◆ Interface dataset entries
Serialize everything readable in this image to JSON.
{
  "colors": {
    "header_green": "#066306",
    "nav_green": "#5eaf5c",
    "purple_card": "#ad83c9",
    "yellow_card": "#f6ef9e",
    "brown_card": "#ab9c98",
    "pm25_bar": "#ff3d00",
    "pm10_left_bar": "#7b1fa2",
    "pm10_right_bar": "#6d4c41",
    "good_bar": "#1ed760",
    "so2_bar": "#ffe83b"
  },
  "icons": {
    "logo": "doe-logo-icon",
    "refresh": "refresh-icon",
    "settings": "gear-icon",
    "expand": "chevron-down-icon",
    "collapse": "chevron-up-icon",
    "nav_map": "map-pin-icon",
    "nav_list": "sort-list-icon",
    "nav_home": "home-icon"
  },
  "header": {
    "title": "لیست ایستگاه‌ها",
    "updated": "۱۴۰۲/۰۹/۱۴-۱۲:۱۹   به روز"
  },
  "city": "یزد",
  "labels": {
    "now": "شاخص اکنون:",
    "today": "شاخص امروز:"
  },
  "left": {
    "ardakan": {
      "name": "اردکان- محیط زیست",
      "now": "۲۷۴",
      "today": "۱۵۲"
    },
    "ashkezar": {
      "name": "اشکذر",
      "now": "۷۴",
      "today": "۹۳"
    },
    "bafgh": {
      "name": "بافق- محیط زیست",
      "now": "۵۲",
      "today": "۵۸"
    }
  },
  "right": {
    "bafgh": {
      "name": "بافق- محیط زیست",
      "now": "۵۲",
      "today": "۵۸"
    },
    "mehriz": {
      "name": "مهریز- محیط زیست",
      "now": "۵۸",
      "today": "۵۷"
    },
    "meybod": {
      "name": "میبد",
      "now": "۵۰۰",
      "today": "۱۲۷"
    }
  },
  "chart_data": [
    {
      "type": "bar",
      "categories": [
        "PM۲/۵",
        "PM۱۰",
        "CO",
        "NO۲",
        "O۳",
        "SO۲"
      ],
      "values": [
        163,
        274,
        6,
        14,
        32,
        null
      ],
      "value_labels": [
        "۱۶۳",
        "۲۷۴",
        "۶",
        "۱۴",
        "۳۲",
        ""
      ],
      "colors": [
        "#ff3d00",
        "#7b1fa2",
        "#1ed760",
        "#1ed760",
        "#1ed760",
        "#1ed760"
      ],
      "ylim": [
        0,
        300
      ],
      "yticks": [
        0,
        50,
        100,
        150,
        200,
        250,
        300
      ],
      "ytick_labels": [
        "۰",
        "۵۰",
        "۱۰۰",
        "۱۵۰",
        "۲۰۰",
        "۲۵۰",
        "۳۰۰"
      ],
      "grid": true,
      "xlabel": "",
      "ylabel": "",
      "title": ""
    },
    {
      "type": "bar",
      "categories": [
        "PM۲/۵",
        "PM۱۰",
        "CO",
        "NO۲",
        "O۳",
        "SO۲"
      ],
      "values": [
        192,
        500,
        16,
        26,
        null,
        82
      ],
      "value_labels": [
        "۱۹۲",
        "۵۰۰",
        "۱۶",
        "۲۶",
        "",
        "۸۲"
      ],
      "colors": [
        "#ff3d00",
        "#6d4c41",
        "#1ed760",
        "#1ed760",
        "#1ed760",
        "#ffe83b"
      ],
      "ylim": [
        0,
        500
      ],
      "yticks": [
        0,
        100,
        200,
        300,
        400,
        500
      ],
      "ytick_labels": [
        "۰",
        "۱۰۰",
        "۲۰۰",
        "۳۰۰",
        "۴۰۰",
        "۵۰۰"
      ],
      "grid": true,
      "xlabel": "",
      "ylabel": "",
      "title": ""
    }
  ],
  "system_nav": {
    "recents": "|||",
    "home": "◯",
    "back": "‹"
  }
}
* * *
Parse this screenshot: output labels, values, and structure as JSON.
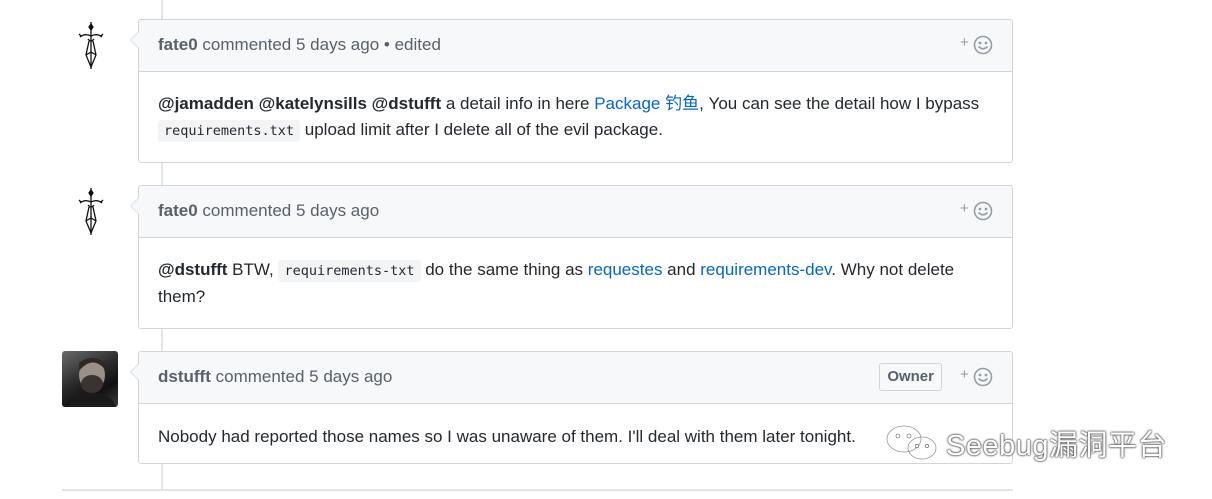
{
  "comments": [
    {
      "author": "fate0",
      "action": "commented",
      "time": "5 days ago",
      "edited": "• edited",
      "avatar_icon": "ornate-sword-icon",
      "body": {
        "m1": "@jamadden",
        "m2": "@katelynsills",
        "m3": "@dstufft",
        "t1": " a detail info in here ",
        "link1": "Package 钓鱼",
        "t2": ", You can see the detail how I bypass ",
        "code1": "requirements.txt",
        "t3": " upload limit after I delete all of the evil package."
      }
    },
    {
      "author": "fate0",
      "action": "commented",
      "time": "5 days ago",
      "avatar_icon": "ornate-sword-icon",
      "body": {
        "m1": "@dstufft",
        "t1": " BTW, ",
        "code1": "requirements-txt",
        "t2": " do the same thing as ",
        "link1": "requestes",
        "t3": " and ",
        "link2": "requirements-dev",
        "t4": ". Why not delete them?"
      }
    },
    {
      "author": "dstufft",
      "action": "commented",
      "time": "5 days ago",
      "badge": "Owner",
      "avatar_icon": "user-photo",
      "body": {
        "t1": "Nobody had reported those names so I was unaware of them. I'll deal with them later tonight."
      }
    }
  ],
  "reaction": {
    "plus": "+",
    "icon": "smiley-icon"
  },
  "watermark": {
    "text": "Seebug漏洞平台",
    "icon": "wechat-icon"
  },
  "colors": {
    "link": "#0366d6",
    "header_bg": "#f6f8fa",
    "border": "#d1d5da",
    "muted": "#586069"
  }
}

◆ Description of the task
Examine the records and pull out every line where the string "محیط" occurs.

◆ Answer area
      "name": "اردکان- محیط زیست",
      "name": "بافق- محیط زیست",
      "name": "بافق- محیط زیست",
      "name": "مهریز- محیط زیست",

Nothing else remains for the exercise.